Mike Jurewitz: “I have watched too many developers over the years focus on the wrong things in their products. Some endlessly add feature upon feature and take so long to ship that their users have long since moved on. Others endlessly rework a feature in pursuit of some nebulous technical excellence that isn’t necessary and whose pursuit certainly doesn’t pay the bills. And others find themselves constantly moving the target they’re trying to hit, redefining the features, UI, or problem-space of their product in a continual reaction to the world around them. These are easy traps to fall into. After all, we’re all human and most of us are making it up as we go.”
Good advice. Maybe people don’t teach this anymore? You can’t have a 2.0 without ever having a 1.0, right. Iterate, iterate, iterate, but ship between those iterations. Some people have to find the perfect solution for everything, or they waste their time rewriting code that works because they don’t like the style, or believe their way is better. There are, of course, good reasons for rewriting code, but the reasons I just mentioned aren’t among them.

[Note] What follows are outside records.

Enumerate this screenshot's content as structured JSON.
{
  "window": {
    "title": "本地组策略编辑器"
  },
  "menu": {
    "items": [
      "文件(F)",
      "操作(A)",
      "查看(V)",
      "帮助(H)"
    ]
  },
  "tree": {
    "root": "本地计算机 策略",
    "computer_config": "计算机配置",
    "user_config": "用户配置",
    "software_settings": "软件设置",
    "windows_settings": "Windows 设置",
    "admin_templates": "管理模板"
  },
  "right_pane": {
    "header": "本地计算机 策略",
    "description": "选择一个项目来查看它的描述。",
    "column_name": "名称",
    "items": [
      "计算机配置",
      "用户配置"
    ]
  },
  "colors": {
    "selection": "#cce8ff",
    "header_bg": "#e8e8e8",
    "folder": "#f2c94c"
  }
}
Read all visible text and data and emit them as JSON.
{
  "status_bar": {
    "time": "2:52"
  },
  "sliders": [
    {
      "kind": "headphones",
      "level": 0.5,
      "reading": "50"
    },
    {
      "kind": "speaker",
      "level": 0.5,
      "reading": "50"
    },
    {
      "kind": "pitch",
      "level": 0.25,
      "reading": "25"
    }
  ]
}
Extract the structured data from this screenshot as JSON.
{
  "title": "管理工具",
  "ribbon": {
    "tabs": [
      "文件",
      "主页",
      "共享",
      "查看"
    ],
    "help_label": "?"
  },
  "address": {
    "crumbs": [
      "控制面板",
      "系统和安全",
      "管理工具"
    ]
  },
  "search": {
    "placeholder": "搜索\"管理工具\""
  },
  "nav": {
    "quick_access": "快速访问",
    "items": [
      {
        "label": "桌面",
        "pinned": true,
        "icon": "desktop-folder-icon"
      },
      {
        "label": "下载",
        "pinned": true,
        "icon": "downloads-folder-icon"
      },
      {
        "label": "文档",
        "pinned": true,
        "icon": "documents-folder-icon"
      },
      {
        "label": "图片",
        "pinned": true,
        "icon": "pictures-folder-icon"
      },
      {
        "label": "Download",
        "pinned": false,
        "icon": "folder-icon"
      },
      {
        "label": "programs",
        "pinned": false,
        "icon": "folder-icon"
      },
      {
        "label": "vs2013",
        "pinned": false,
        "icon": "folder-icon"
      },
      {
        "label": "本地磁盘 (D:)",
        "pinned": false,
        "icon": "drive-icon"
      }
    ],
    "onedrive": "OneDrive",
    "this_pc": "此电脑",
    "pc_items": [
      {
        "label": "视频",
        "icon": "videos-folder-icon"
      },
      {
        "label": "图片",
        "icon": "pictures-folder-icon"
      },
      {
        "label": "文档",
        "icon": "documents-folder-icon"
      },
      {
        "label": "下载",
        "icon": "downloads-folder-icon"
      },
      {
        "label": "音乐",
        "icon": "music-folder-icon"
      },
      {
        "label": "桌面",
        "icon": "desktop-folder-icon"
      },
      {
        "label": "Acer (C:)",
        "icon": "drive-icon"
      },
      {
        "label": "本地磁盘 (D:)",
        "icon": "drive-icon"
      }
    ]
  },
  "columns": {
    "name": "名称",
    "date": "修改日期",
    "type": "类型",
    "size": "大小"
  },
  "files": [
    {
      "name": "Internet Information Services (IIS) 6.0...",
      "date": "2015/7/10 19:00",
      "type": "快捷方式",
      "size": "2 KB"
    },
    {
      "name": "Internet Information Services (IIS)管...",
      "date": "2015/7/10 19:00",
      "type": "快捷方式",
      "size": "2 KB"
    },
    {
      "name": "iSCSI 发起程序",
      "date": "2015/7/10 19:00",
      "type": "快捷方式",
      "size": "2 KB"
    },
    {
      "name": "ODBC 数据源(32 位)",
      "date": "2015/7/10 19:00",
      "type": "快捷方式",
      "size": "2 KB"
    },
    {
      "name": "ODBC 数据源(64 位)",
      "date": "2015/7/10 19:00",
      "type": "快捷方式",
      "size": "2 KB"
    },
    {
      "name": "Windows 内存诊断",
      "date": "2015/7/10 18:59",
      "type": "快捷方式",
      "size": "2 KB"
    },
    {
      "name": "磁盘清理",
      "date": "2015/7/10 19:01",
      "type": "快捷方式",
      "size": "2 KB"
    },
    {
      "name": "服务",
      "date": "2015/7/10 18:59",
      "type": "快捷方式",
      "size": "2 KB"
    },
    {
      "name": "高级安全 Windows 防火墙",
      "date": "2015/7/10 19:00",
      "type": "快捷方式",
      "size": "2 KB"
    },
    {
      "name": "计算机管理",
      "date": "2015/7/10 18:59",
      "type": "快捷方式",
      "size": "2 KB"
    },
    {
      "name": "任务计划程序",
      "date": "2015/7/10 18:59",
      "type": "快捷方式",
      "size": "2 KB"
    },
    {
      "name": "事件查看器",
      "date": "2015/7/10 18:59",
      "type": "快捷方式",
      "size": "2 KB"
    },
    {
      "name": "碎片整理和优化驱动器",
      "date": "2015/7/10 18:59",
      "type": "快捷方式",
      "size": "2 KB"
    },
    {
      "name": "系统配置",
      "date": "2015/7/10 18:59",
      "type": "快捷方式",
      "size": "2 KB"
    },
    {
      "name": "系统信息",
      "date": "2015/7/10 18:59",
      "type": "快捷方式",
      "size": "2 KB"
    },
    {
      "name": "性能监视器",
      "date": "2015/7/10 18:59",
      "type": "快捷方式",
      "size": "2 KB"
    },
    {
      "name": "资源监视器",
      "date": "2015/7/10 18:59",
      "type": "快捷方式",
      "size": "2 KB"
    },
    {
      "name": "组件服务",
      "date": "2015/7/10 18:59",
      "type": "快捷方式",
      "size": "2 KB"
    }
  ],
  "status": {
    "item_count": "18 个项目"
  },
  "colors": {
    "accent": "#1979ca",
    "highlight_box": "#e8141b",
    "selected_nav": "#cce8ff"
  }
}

I’m guilty of doing this stuff myself, when I was younger. What I’d end up with is code the way I liked it, but offered the same functionality. No net gain. I’ve learned not to do this. I now move forward and tweak things as needed for the next release. Yes, it must be solid and usable, but it doesn’t have to be perfect in every way.
I’m not the greatest developer in the world. I’m slow and my code has never been the prettiest in the world, but it’s in use by well over 10 million people worldwide, and that’s a pretty darned good feeling.
So, my advice to you is, find a nice minimum set of functionality, make it usable, make it solid, and ship it. That will let you move forward. It will afford you the opportunity to create a 2.0.